12 Mar 2015
"Businesses are increasingly turning to contingent workers, part-time employees, outsourcing and service agreements to fill their talent gaps."
Bruce Hassall, Chief Executive Officer of PwC New Zealand
PwC's most recent Global CEO Survey has shown it's a key concern for leaders in our region. In Australia, 74 per cent of CEOs in Australia say the availability of key skills is a threat, putting it on par with the global average of 73 per cent.
It's higher in New Zealand, where skills availability it is the top concern among CEOs (84 per cent), ranking higher than cyber security or over-regulation as a threat to business growth.
CEOs in Japan are the most concerned in the Asia Pacific about skills. Over nine in 10 of those surveyed say the availability of key skills is a threat to their organisation's growth prospects. Japan was closely followed by China (90 per cent) and Hong Kong (85 per cent).

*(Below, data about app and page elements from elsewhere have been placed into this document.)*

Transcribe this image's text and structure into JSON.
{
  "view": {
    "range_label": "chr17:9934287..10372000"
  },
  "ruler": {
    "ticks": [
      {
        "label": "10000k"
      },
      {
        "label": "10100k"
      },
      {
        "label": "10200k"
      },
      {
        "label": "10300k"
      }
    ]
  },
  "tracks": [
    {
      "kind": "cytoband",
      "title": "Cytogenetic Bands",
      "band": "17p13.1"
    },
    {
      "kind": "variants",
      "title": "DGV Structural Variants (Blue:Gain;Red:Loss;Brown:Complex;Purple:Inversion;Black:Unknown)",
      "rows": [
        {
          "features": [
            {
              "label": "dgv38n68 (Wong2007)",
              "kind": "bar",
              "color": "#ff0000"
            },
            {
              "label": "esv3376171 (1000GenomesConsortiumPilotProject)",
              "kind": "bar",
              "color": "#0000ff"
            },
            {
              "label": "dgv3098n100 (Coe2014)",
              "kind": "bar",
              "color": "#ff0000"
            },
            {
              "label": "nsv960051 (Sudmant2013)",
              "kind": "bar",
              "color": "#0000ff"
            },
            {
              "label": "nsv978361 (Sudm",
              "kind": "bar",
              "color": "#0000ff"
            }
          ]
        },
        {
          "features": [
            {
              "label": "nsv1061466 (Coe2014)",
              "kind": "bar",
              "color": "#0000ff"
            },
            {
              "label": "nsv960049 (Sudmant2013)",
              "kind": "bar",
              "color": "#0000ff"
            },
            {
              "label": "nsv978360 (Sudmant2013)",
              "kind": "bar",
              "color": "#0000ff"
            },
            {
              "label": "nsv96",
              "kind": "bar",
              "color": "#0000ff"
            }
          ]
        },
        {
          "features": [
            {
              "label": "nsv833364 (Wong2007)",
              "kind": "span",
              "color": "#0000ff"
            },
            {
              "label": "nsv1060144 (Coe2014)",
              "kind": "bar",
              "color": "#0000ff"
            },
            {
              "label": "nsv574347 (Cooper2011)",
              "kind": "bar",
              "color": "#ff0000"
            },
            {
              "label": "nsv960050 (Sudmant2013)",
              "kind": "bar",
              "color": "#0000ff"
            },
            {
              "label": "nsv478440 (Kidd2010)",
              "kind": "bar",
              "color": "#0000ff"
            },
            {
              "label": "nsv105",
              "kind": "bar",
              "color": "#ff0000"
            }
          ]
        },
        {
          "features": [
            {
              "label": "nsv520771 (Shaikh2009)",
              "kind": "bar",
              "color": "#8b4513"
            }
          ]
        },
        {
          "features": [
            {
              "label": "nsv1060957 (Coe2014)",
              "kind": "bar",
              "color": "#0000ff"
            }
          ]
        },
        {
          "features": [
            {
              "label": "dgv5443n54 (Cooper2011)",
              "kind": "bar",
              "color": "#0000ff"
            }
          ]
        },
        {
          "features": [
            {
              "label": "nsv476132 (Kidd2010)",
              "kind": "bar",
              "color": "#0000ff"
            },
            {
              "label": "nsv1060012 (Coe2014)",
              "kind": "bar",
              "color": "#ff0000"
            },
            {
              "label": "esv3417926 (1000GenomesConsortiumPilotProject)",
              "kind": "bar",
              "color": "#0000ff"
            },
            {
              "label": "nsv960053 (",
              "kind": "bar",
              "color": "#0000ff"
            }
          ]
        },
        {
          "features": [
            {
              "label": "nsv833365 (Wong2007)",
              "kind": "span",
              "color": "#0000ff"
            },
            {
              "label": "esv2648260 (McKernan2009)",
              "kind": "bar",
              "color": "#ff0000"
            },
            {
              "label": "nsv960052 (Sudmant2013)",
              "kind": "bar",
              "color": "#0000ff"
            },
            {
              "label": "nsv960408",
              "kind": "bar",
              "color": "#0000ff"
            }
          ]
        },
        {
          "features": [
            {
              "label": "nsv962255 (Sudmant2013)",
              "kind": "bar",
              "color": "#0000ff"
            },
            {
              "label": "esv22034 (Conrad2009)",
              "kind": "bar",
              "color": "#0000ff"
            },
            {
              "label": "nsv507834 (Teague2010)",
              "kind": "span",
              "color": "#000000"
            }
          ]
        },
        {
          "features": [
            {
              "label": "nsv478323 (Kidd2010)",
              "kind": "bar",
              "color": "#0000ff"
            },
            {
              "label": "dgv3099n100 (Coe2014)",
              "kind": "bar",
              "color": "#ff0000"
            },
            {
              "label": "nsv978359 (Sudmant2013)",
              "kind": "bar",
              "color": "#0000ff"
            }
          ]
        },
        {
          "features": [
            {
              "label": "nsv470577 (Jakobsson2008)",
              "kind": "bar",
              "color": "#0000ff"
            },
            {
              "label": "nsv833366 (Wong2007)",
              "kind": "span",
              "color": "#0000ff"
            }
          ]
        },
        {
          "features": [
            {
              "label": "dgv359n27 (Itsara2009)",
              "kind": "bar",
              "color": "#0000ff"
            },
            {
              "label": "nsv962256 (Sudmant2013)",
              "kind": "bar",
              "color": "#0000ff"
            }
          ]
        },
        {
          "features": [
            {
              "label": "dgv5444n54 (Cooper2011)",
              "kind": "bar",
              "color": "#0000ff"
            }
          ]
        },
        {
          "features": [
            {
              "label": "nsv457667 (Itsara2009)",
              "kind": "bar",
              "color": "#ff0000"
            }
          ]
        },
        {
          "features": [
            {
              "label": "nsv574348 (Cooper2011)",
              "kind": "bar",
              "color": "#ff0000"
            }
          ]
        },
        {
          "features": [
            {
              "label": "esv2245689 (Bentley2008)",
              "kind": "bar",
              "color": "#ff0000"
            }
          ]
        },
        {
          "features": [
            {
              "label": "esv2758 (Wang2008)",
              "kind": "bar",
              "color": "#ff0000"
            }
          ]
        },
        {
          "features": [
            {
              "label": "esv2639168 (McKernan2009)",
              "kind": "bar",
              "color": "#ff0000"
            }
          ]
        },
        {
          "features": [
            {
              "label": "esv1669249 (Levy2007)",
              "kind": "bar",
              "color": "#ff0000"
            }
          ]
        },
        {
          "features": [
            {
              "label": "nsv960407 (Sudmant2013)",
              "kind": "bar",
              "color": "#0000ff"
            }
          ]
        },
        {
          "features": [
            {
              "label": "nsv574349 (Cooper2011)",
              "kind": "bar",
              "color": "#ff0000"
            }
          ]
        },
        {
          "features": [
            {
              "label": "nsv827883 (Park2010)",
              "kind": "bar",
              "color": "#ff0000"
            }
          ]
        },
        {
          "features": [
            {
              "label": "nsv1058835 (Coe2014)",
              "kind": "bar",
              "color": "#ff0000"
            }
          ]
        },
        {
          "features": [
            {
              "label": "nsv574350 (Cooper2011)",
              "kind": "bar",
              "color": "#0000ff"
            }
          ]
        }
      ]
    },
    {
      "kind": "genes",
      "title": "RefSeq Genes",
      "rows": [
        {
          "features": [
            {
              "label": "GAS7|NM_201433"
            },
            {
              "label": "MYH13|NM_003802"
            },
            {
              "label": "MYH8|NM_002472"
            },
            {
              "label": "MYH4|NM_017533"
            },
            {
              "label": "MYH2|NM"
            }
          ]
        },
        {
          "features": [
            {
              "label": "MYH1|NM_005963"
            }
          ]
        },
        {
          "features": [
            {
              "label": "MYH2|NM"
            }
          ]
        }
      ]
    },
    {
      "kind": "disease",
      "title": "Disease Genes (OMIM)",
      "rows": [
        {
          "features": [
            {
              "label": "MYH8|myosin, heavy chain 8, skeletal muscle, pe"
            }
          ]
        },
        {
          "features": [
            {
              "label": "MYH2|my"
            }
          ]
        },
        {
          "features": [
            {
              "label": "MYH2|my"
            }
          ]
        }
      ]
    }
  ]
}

With CEOs globally more concerned about the impact of a skills shortage on their business than at any point in the last six years, organisations' people strategies must adjust and transform rapidly.
Businesses are increasingly finding it difficult to secure people with the skills they need to grow. Three quarters of the 1,300 CEOs interviewed for the survey rank skills shortages as the biggest threat to their business growth. This represents a 10 percentage point jump from 2014 and is up from less than half (46 per cent) six years ago.
Despite rising business confidence and ambitious hiring plans, organisations are facing a complex and shifting world where technology is driving huge changes.
More than half of CEOs in New Zealand (52 per cent) and Australia (55 per cent) say they plan to increase their headcount this year, yet the struggle for them has never been greater to find the right people with the right skills to achieve their growth plans.
What skills are needed now and in the future? This question has transformed from just a nagging worry for CEOs into something far more challenging.
The questions don't end there. Which roles will be automated? What new roles will be needed to manage and run emerging technology? What skills should the company be looking for, and training their people for? Where will we find the people we need?
Those with strong technology skills who can adapt and work across different industries are desperately needed but they're difficult to find and can afford to charge a premium for their skills.
Businesses are increasingly turning to contingent workers, part-time employees, outsourcing and service agreements to fill their talent gaps.
Nearly 40 per cent of New Zealand CEOs say they have greatly increased their reliance on contractors, part-time workers, outsourced functions or service agreements recently, compared with 31 per cent in Australia.
As businesses are also looking for a wider mix of skills than in the past, searching for talent in different geographies, industries or demographic segments will be explored.
A whopping 90 per cent of CEOs in Australia say they are searching for a broader range of skill sets than in the past, compared with 73 per cent in New Zealand and 81 per cent globally.
Filling talent gaps is also a major driver of merger and acquisition activity, with over a quarter of CEOs saying access to top talent is the main reason for collaborating with other organisations.
This is creating a 'gig economy', where workers with the most in-demand skills can dictate where and when they work, and who they work for.
Leaders need to ensure their organisations are fit to react quickly to whatever the future holds – and that means filling it with adaptable, creative people and working in a culture where energy and ideas spark into life. If they can't be found, they must be created.
Real competitive advantage will not come from the best technology but in using and managing your talent well. It's people who will make the difference between eventual success and failure.
Bruce Hassall is New Zealand's Chief Executive Officer at PwC.
The views and opinions expressed in this communication are those of the author and may not necessarily state or reflect those of ANZ.
12 Mar 2015